Problem details
The lines to copy are those with "right" in them. Pull each one from the entries below.
== Task input ==
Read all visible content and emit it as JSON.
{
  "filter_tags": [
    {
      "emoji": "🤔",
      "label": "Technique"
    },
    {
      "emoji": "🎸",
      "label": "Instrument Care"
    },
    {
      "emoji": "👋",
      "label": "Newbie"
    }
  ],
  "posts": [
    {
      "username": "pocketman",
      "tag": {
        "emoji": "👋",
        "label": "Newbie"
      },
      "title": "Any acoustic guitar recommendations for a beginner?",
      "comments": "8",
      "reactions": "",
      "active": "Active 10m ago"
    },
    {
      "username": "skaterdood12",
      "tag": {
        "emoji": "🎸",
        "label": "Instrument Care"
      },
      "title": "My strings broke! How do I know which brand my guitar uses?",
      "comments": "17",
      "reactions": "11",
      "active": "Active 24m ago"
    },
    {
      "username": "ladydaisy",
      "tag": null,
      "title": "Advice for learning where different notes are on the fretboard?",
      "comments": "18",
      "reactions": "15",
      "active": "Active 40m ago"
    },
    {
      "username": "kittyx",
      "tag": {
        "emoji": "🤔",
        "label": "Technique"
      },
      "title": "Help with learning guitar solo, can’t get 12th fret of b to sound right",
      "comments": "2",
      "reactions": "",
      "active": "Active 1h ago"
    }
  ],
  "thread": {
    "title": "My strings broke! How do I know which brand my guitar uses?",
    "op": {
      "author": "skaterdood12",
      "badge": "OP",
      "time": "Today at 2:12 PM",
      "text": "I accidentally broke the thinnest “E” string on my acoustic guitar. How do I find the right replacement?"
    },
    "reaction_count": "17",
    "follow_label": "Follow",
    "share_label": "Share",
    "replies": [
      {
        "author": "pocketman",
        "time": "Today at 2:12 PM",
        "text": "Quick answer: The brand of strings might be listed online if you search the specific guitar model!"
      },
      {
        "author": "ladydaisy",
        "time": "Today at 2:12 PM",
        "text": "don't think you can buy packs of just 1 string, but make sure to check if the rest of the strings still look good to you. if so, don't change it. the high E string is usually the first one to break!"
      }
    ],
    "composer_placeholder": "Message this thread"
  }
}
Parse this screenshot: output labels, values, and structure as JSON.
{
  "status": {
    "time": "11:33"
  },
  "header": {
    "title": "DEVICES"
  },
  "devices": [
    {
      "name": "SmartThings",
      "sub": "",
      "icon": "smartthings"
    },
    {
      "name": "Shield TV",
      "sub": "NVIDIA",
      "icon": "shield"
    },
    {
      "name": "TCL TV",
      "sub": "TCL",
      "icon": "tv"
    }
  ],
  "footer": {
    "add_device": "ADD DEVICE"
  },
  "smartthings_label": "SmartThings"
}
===
Written response
      "title": "Help with learning guitar solo, can’t get 12th fret of b to sound right",
      "text": "I accidentally broke the thinnest “E” string on my acoustic guitar. How do I find the right replacement?"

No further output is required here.